PROBLEM DETAILS: The lines to copy from the data below are those that hold the string "scanned".

Website and app data records:
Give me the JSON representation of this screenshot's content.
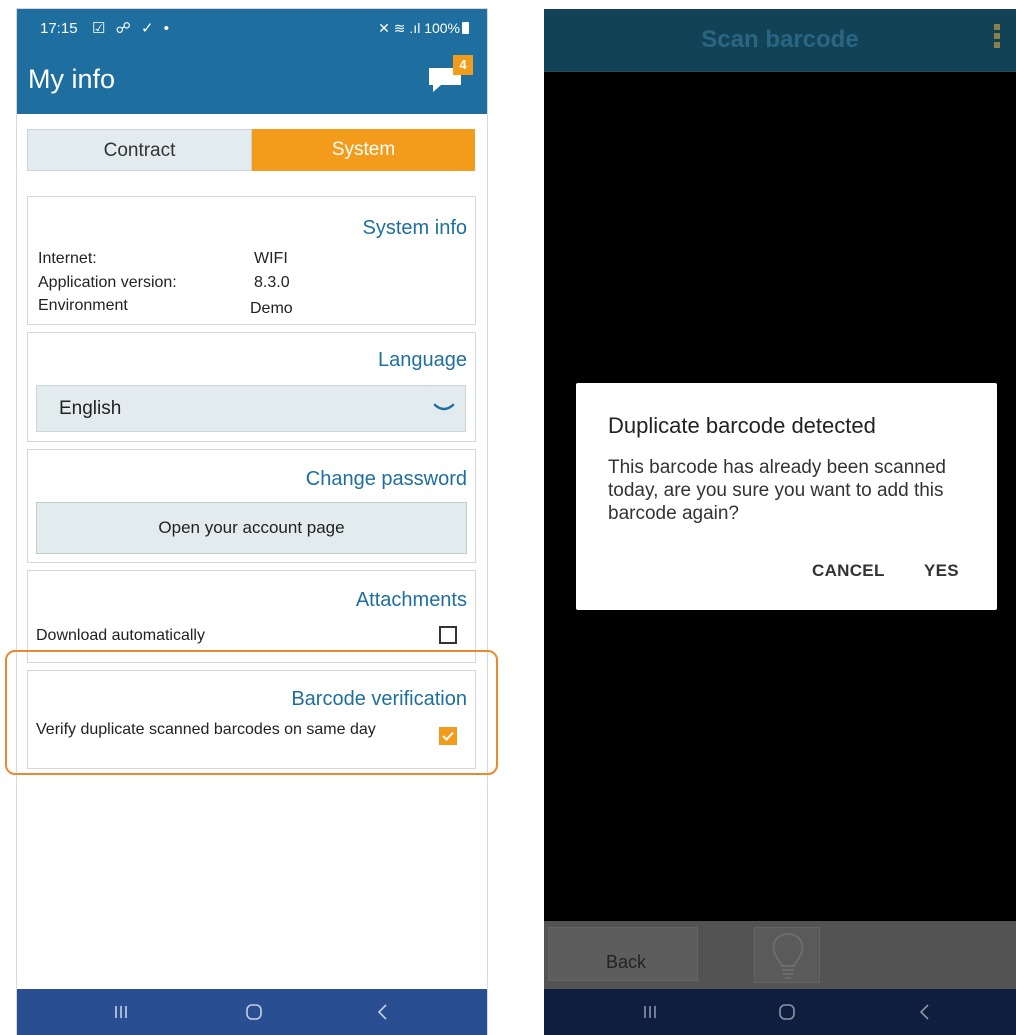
{
  "left_phone": {
    "status_bar": {
      "time": "17:15",
      "left_icons": "☑ ☍ ✓ •",
      "right_icons": "✕ ≋ .ıl 100%"
    },
    "app_bar": {
      "title": "My info",
      "chat_badge": "4"
    },
    "tabs": [
      {
        "label": "Contract",
        "active": false
      },
      {
        "label": "System",
        "active": true
      }
    ],
    "system_info": {
      "title": "System info",
      "rows": [
        {
          "label": "Internet:",
          "value": "WIFI"
        },
        {
          "label": "Application version:",
          "value": "8.3.0"
        },
        {
          "label": "Environment",
          "value": "Demo"
        }
      ]
    },
    "language": {
      "title": "Language",
      "selected": "English"
    },
    "password": {
      "title": "Change password",
      "button_label": "Open your account page"
    },
    "attachments": {
      "title": "Attachments",
      "option_label": "Download automatically",
      "checked": false
    },
    "barcode": {
      "title": "Barcode verification",
      "option_label": "Verify duplicate scanned barcodes on same day",
      "checked": true
    }
  },
  "right_phone": {
    "header_title": "Scan barcode",
    "back_label": "Back",
    "dialog": {
      "title": "Duplicate barcode detected",
      "message": "This barcode has already been scanned today, are you sure you want to add this barcode again?",
      "cancel_label": "CANCEL",
      "yes_label": "YES"
    }
  },
  "colors": {
    "brand_blue": "#1e6f9f",
    "accent_orange": "#f39c1c",
    "nav_blue": "#2a4e92"
  }
}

EXPECTED OUTPUT:
      "option_label": "Verify duplicate scanned barcodes on same day",
      "message": "This barcode has already been scanned today, are you sure you want to add this barcode again?",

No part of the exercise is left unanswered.